It’s Labor Day here in the U.S., and while I am sitting around waiting for a hurricane to decide whether or not to give me a glancing blow, a full miss, or steamroll as a Cat 5 right across the house, I was thinking about Labor Day and how it intersects with writing.
As in, how much of a character’s job is appropriate to include in a story. Many aspects of a person’s work just aren’t moving a plot forward. Most people, especially in the U.S., spend a great deal of their daily lives working. But we don’t read about the workday unless it leads to the meet-cute, or the boardroom antagonists, or the affair with the UPS gal, or the oh, hell, no mishap that puts the MC on the boss’s bad side in danger of losing their job.
That made me look at my stories. Are my characters’ jobs providing the plot with energy or just the thing the character does to earn a living? Turns out I’ve done a lot of both.
For my first novel, Turning Point, and its sequel, the fact that my main characters Brenna and Cassidy are playing roles as actors complicates the underpinning conflict. Shooting and off-camera interactions gain a layer of complexity and confusion for the characters as they react to one another. The questions “am I into her?” and “is she into me?” are filled with doubts about what is real and what is an act.
In the sequel, Turn for Home, I address the acting from the point of view of fans discovering the relationship. So, again, what’s real and what’s publicity for the studio or has to be “handled” is constantly demanding that Brenna and Cassidy be careful in defining their feelings and figuring out how to be together in private and how to be together in public.

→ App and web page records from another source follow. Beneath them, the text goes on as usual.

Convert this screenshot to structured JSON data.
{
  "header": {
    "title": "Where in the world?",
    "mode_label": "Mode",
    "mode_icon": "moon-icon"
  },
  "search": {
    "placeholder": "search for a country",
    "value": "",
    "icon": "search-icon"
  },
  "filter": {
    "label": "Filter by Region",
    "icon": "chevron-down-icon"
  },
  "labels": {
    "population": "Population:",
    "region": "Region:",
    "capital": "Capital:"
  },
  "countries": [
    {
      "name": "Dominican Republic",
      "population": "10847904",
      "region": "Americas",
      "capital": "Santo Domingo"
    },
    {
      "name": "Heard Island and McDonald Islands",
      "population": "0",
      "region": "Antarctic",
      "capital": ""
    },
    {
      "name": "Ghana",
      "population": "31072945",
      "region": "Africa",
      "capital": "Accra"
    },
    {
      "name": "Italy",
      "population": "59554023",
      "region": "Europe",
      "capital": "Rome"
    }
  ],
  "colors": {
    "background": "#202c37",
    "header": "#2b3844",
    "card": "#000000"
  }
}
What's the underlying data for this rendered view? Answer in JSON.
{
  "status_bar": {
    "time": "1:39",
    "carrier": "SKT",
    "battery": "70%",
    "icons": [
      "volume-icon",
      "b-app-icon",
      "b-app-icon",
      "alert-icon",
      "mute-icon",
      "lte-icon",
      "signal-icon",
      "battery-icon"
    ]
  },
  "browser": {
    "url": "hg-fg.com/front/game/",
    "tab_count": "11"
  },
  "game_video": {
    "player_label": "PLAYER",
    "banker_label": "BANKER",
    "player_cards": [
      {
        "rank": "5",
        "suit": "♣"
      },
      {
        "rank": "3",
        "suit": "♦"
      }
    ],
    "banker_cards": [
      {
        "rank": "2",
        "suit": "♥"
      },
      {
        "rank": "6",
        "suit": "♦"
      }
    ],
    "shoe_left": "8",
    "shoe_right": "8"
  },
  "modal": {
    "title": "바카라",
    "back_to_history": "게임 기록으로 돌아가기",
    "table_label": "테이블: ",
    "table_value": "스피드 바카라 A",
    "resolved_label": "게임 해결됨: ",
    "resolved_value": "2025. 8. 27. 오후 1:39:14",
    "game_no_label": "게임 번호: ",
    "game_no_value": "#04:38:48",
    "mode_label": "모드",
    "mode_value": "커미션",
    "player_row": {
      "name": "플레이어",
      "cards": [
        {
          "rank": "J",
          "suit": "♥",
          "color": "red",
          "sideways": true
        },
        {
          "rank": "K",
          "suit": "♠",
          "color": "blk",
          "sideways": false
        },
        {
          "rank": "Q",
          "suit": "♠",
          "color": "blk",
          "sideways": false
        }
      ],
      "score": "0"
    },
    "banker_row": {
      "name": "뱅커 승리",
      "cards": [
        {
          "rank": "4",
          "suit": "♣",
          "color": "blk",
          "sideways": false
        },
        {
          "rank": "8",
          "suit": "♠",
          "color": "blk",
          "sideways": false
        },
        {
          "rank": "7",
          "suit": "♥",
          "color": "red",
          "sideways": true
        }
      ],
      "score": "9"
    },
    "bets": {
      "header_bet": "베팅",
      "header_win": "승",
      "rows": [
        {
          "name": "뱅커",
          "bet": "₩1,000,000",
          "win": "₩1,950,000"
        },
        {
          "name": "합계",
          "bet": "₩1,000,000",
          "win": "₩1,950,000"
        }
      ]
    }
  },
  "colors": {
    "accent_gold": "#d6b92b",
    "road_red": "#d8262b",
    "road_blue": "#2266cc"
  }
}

For my novella The Queen’s Gift, the main characters’ professions are the catalysts for their meeting. Anne is a young lady being sent across the ocean to England as a lady in waiting to the queen, when Captain Mary Flint, a pirate determined to break England’s hold on the Colonies, captures her. Anne’s lack of understanding of life on the sea and her relative youth compared to Mary, are crucial elements to the plot turns of the story.
In the novella Book’s Pass, Reina runs a whorehouse. This provides a source of the conflicts and confusion with the townspeople and the drifter Emmeline who comes to Reina’s rescue. On the other hand, it matters little to the story why Emmeline was traveling through Book’s Pass. It’s mentioned, but it doesn’t become a part of this story’s conflict. (It might in the sequel though.)
For my third novel We Three, I decided I wanted a job to create the opportunity for meeting, but I didn’t want the characters to be identified solely by what they do for a living. After all, the more interesting plot is what they choose to do when they’re not working, which is swinging.
The meet-cute gets set up because Jess is a bartender at the Tanners’ preferred swing club. Neither of them have met her before that first night because Eric’s been flying a hectic schedule as a pilot so he and Elena haven’t visited their club lately. Also Eric’s quite active sexually in their open arrangement, but Elena hasn’t been looking for another relationship. Instead she’s been looking into what sort of work to transition to since quitting her job with the airline. Even so, it isn’t Eric’s job that helps him meet Jess or even getting drinks, but his hobby of photography. He meets Jess when she’s looking at his photographs among all the photos showing in the club’s art gallery.
The only big plot point that turns on someone’s job is when Eric and Elena decide they should invite Jess to join them at their house and never have sex (again) with her at the club. They make this decision because of one of their swinging partners makes the assumption Jess is a “service” or “perk” of club membership when they see her in a club area out of uniform. Eric and Elena decide they don’t want Jess to be put in an awkward spot. In many ways this means that Eric, Elena and Jess come together despite their professions.